Your assignment
Spot each line in the records below where the word "accent" occurs, then copy it.

Material to process
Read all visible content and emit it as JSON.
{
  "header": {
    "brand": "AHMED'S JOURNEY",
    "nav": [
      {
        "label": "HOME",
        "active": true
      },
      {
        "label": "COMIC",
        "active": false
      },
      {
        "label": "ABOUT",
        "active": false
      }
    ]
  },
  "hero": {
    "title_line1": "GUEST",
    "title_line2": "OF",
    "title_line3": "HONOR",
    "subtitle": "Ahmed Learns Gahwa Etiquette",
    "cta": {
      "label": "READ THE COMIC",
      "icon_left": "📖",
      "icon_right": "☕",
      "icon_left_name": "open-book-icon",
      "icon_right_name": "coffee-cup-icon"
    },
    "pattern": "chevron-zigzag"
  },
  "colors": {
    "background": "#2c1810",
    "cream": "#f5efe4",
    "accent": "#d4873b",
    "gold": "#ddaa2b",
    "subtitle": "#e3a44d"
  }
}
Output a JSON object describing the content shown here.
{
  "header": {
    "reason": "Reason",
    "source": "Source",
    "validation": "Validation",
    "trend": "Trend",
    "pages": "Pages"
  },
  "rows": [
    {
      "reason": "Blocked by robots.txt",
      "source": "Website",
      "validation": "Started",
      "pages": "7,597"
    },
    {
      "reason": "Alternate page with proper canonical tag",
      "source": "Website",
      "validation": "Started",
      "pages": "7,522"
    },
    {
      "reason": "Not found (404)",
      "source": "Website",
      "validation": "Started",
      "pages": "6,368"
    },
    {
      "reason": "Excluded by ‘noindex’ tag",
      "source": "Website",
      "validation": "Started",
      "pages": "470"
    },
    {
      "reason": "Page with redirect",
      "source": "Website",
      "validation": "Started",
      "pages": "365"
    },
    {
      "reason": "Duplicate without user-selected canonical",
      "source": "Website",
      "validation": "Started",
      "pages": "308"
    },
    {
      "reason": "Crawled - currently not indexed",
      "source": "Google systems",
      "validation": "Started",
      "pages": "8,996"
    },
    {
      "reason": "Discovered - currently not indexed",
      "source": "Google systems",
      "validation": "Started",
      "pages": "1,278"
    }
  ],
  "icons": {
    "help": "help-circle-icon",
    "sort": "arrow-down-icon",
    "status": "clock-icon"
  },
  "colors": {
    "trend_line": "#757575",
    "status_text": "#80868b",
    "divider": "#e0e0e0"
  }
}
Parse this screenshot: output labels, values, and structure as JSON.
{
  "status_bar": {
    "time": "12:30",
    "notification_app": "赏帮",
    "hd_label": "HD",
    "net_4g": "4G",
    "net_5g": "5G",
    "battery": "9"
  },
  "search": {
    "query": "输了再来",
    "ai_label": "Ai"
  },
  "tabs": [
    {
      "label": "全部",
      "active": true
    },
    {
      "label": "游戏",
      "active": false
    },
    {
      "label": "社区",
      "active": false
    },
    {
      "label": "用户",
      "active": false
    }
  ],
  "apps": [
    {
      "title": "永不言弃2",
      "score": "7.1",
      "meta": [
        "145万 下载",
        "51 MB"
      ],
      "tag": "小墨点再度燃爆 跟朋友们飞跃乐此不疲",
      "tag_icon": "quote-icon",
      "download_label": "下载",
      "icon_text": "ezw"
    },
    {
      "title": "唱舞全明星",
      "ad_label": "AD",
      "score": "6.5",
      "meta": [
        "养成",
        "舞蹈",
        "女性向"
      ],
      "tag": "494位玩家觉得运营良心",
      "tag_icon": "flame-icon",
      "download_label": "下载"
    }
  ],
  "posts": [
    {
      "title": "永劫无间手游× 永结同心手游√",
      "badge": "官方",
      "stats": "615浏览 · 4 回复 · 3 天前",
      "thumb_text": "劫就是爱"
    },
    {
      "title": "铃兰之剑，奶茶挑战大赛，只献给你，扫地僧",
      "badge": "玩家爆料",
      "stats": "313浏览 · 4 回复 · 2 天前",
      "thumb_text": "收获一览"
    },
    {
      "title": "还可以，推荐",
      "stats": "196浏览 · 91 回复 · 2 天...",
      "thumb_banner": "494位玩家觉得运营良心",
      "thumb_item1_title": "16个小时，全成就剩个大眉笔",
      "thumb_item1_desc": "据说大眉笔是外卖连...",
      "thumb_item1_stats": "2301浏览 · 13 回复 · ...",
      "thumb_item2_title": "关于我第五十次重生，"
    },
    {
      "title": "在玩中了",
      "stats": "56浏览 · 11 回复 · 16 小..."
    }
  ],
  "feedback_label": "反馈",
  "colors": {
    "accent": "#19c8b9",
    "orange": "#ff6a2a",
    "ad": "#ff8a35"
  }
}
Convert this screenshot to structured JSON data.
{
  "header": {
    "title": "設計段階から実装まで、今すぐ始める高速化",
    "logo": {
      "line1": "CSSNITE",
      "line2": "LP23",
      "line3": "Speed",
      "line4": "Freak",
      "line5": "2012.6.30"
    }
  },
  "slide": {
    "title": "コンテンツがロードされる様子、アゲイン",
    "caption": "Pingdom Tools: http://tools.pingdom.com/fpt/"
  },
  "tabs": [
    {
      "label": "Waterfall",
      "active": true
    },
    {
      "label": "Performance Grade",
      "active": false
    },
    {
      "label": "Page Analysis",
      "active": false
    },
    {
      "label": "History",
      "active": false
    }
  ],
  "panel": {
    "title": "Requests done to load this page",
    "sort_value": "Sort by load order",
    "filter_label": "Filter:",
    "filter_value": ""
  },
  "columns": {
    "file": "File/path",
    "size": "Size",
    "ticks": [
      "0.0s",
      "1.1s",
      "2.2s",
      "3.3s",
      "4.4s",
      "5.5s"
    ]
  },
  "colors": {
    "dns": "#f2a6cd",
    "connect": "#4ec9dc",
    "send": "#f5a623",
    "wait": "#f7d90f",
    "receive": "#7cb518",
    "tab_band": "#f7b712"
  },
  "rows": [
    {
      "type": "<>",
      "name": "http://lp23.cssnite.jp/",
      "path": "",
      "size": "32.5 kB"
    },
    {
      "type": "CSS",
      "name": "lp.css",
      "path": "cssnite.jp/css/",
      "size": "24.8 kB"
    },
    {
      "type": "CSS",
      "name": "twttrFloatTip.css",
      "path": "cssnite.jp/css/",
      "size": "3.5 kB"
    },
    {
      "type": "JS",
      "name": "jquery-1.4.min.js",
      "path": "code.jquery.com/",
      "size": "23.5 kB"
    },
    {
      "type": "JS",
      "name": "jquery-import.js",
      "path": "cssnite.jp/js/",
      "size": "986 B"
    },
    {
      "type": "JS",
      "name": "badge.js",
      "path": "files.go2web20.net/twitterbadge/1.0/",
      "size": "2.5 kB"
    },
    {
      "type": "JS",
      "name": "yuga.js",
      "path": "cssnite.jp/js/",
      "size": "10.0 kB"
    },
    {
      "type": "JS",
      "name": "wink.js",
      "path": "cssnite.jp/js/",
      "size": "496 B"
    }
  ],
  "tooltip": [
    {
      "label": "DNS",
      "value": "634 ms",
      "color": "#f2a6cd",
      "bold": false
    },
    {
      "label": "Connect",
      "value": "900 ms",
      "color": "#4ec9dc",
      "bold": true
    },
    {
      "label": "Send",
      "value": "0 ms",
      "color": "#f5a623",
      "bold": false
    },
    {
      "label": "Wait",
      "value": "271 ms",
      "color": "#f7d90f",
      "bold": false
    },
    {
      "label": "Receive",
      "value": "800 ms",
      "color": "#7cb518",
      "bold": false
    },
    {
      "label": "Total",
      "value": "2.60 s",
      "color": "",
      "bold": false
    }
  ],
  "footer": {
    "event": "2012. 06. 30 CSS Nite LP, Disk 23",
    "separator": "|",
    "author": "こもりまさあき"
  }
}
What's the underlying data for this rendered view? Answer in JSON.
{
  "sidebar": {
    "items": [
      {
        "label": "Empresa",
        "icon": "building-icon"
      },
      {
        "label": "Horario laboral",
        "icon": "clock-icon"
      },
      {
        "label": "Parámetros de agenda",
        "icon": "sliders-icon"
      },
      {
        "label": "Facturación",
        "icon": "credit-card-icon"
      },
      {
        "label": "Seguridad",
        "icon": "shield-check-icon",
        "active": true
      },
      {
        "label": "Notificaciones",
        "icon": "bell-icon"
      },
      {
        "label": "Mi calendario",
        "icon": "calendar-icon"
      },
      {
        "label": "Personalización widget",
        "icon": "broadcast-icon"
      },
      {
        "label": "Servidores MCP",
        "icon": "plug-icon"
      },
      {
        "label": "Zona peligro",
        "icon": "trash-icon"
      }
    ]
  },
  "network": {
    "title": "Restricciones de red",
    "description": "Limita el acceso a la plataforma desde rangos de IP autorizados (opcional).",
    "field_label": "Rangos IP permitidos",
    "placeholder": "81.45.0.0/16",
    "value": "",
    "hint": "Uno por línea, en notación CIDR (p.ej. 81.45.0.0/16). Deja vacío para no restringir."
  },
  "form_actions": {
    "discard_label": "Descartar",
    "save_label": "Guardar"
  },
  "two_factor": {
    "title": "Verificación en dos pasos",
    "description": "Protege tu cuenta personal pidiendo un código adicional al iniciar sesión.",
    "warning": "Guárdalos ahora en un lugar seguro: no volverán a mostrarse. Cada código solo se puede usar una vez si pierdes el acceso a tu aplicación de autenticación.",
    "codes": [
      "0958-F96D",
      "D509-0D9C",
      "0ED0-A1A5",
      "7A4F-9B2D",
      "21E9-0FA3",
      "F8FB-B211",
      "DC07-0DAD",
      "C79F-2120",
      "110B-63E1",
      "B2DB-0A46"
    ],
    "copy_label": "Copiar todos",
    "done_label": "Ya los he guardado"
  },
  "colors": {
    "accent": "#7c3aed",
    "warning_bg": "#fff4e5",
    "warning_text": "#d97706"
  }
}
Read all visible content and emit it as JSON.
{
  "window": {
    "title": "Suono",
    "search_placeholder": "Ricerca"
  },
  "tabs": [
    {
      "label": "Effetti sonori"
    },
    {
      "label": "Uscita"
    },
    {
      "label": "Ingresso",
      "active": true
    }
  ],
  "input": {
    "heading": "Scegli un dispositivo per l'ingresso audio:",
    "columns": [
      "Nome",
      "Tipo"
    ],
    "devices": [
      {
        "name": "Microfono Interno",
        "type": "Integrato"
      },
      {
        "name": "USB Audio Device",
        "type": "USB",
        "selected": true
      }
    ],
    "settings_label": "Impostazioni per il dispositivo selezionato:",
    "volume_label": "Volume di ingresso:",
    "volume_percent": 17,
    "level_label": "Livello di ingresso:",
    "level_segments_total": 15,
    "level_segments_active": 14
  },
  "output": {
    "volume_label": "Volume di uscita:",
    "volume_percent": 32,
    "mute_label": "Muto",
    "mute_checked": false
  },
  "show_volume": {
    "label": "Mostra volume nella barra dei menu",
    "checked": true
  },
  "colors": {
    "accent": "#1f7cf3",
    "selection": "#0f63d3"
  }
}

Solution
    "accent": "#d4873b",
    "accent": "#19c8b9",
    "accent": "#7c3aed",
    "accent": "#1f7cf3",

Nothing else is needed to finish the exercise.